Most directors who tackle “Chapter Two” prefer to keep the lights up when, say, George exits from his apartment to end a scene and Jennie comes into hers to begin one. While every now and then a technical worker needs to come on in darkness to deal with a significant prop, Burke still should have kept the blackouts to a minimum.
The chemistry is excellent among the four performers for good reason. Cranston (George) and Robin Dearden (Jennie) are married in real life. So are Bill Timoney, who plays George’s brother Leo, and Georgette Reilly Timoney, who portrays Jennie’s best friend Faye Medwick.
Cranston first wears the mask of tragedy as, at first, George mourns the loss of his beloved wife, cancer-victim Barbara, to whom he was blissfully married for 12 years. When a believable contrivance has him meet Jennie through an errant phone call, Cranston finally gets the chance to put on the mask of comedy. He knows how to play consternated, and can amusingly shrink in his skin when he makes a mistake. At playing benign neurosis, Cranston is a master comedian.
Dearden first plays the divorcee as the seen-it-all New Yorker, seeming as haughty as her impressively high cheekbones. She then displays a third-degree burn on her soul. Eventually she warms into such a nice person that, if George doesn’t appreciate her, many men in the audience will yearn to take his place.
Simon made George and Jennie the “serious” couple, and Leo and Faye the “comic” one. Thus, the Timoneys have more fun. He has an astonishing sense of comic timing, and knows how to punch a punch line. She has a delicious pert quality that usually isn’t seen in this role, but she makes it work wonderfully.
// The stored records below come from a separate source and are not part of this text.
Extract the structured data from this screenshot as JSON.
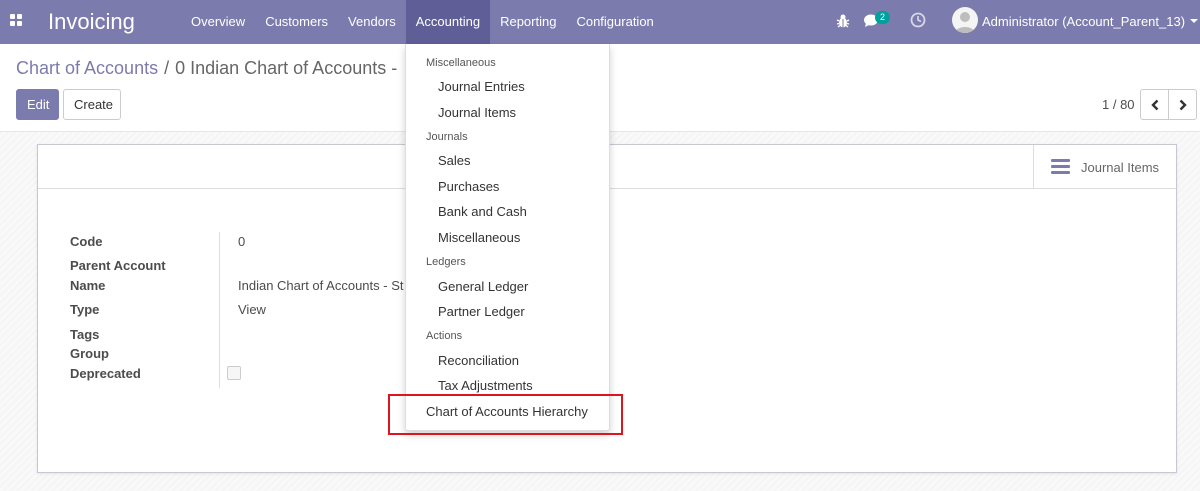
{
  "app": {
    "brand": "Invoicing",
    "menu": [
      "Overview",
      "Customers",
      "Vendors",
      "Accounting",
      "Reporting",
      "Configuration"
    ],
    "active_menu": "Accounting",
    "chat_count": "2",
    "user": "Administrator (Account_Parent_13)"
  },
  "breadcrumb": {
    "parent": "Chart of Accounts",
    "separator": "/",
    "current": "0 Indian Chart of Accounts -"
  },
  "buttons": {
    "edit": "Edit",
    "create": "Create"
  },
  "pager": {
    "value": "1 / 80"
  },
  "form": {
    "stat_button": "Journal Items",
    "fields": [
      {
        "label": "Code",
        "value": "0"
      },
      {
        "label": "Parent Account",
        "value": ""
      },
      {
        "label": "Name",
        "value": "Indian Chart of Accounts - St"
      },
      {
        "label": "Type",
        "value": "View"
      },
      {
        "label": "Tags",
        "value": ""
      },
      {
        "label": "Group",
        "value": ""
      },
      {
        "label": "Deprecated",
        "value": ""
      }
    ],
    "deprecated_checked": false
  },
  "dropdown": {
    "sections": [
      {
        "header": "Miscellaneous",
        "items": [
          "Journal Entries",
          "Journal Items"
        ]
      },
      {
        "header": "Journals",
        "items": [
          "Sales",
          "Purchases",
          "Bank and Cash",
          "Miscellaneous"
        ]
      },
      {
        "header": "Ledgers",
        "items": [
          "General Ledger",
          "Partner Ledger"
        ]
      },
      {
        "header": "Actions",
        "items": [
          "Reconciliation",
          "Tax Adjustments"
        ]
      }
    ],
    "top_item": "Chart of Accounts Hierarchy"
  },
  "colors": {
    "navbar": "#7c7bad",
    "navbar_active": "#5f5e97",
    "highlight": "#e0141e",
    "badge": "#00a09d"
  },
  "icons": [
    "apps-grid-icon",
    "bug-icon",
    "chat-icon",
    "clock-icon",
    "user-avatar-icon",
    "caret-down-icon",
    "chevron-left-icon",
    "chevron-right-icon",
    "list-icon"
  ]
}
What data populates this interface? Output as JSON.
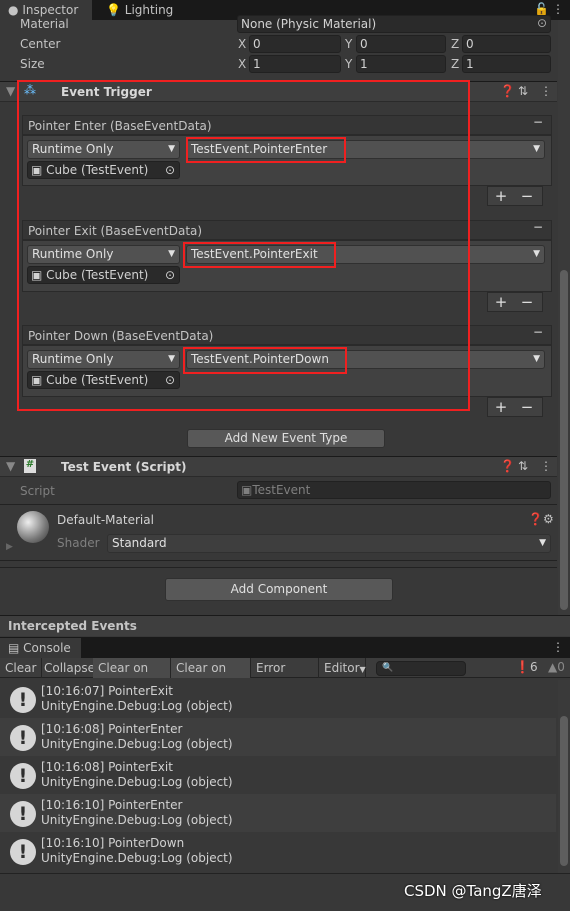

“Chapter Two” isn’t the summer-by-the-sea comedy that audiences may desire on a hot night. Still, for those who always wondered what Hal in “Malcolm in the Middle” did for a living, here’s one answer: Bryan Cranston is an accomplished stage performer who knows that having a strong cast around him makes him look even better.
BY PETER FILICHIA
Performances play Pollak Theatre on the Monmouth University campus July 19-29, 400 Cedar Avenue, West Long Branch, NJ. Tickets are $35. For information, call (732) 263-6889 or visit the official site.